◆ **INPUT**
□ □ □ □

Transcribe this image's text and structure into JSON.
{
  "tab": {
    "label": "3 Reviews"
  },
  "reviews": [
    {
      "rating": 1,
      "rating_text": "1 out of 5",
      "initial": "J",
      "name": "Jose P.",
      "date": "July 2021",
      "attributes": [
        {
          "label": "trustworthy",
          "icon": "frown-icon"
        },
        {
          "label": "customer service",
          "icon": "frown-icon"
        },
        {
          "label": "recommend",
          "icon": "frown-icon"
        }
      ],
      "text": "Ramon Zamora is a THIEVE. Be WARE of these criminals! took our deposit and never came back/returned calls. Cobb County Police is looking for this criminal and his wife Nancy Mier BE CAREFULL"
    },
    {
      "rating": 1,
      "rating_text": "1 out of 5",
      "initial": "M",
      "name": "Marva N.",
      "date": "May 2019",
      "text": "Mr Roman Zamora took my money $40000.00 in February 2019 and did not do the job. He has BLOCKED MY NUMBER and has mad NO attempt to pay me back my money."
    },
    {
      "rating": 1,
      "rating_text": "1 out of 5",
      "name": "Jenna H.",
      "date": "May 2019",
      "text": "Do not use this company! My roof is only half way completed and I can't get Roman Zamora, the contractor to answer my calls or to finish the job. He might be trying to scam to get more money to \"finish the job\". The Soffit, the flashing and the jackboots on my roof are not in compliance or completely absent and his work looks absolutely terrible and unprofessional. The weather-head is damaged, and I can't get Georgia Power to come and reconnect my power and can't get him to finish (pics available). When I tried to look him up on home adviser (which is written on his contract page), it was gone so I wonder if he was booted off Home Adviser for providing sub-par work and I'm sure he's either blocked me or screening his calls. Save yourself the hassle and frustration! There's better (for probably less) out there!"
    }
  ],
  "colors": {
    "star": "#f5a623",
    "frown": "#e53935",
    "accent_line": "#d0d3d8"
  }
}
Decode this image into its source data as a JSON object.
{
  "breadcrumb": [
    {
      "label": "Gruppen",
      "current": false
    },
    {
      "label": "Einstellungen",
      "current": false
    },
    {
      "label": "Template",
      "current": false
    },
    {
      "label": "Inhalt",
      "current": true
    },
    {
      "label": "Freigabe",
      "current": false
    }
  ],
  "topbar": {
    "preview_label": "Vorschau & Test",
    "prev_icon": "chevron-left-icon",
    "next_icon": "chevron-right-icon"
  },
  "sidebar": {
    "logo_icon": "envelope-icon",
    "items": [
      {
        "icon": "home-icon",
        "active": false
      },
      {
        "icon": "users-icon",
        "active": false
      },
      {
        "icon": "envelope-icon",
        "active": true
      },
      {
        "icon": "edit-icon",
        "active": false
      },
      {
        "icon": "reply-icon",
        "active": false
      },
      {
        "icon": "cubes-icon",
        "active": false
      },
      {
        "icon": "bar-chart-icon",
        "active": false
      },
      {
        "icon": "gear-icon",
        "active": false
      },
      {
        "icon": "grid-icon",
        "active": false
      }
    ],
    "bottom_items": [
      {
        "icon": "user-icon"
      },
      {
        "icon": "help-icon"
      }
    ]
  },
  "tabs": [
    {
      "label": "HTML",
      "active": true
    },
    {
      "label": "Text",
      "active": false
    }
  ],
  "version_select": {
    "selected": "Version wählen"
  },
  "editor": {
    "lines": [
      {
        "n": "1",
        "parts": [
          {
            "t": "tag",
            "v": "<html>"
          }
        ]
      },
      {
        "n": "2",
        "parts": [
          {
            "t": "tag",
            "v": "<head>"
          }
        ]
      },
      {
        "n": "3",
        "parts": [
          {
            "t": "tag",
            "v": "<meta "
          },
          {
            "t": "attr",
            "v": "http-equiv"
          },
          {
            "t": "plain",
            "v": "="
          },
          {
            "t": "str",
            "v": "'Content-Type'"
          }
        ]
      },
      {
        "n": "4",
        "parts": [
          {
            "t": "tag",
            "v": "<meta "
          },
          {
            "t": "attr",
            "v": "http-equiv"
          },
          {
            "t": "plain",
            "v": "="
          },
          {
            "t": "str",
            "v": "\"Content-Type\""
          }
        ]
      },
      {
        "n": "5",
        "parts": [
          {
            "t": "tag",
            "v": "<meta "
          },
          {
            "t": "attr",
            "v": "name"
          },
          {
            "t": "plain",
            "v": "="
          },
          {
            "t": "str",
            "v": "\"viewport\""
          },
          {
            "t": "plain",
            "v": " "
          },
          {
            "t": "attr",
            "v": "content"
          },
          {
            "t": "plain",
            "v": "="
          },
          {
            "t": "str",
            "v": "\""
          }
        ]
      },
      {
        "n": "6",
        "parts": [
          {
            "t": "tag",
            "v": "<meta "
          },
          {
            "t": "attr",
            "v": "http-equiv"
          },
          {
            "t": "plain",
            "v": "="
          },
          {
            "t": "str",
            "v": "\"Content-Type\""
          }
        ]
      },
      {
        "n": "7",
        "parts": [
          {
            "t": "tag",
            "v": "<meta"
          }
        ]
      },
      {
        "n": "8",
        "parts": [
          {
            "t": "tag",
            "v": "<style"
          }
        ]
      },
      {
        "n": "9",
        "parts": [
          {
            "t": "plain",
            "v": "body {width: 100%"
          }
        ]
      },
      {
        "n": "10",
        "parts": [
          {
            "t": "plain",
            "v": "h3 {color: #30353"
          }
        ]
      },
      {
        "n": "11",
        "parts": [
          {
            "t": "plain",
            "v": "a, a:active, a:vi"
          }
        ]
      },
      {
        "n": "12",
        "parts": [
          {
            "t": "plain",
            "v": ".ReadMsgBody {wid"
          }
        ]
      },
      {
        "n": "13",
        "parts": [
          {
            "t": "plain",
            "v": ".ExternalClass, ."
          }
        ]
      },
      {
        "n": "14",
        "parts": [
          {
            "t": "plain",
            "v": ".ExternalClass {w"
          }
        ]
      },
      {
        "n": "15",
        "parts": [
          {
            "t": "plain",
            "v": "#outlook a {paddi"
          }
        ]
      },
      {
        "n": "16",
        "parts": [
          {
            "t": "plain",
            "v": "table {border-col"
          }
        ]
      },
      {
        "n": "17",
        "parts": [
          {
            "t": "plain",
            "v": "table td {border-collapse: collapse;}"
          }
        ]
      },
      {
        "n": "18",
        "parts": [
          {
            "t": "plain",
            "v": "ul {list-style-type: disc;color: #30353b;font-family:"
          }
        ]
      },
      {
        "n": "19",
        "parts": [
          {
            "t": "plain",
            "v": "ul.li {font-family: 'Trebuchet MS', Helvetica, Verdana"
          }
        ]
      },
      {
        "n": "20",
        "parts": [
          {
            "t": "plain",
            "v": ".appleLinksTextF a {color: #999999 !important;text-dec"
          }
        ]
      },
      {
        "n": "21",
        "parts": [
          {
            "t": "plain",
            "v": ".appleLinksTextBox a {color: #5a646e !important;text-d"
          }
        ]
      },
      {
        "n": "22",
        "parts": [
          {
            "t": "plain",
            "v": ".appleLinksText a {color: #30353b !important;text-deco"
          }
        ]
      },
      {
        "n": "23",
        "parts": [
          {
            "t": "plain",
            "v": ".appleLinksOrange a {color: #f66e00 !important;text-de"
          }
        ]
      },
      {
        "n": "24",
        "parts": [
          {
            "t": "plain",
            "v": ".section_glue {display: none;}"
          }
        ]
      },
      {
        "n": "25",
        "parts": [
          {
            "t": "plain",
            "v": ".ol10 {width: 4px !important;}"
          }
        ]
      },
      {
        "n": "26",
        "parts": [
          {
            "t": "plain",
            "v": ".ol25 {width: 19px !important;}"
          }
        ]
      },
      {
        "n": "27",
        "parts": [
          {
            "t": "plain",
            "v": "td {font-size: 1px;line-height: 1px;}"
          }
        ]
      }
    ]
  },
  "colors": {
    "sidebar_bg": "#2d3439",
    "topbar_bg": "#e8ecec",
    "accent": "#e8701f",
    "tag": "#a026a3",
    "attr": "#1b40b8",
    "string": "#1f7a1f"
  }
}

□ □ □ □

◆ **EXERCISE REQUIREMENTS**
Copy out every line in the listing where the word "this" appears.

◆ **OUTPUT**
Transcribe this image's text and structure into JSON.
      "text": "Ramon Zamora is a THIEVE. Be WARE of these criminals! took our deposit and never came back/returned calls. Cobb County Police is looking for this criminal and his wife Nancy Mier BE CAREFULL"
      "text": "Do not use this company! My roof is only half way completed and I can't get Roman Zamora, the contractor to answer my calls or to finish the job. He might be trying to scam to get more money to \"finish the job\". The Soffit, the flashing and the jackboots on my roof are not in compliance or completely absent and his work looks absolutely terrible and unprofessional. The weather-head is damaged, and I can't get Georgia Power to come and reconnect my power and can't get him to finish (pics available). When I tried to look him up on home adviser (which is written on his contract page), it was gone so I wonder if he was booted off Home Adviser for providing sub-par work and I'm sure he's either blocked me or screening his calls. Save yourself the hassle and frustration! There's better (for probably less) out there!"
Decode this image into its source data as a JSON object.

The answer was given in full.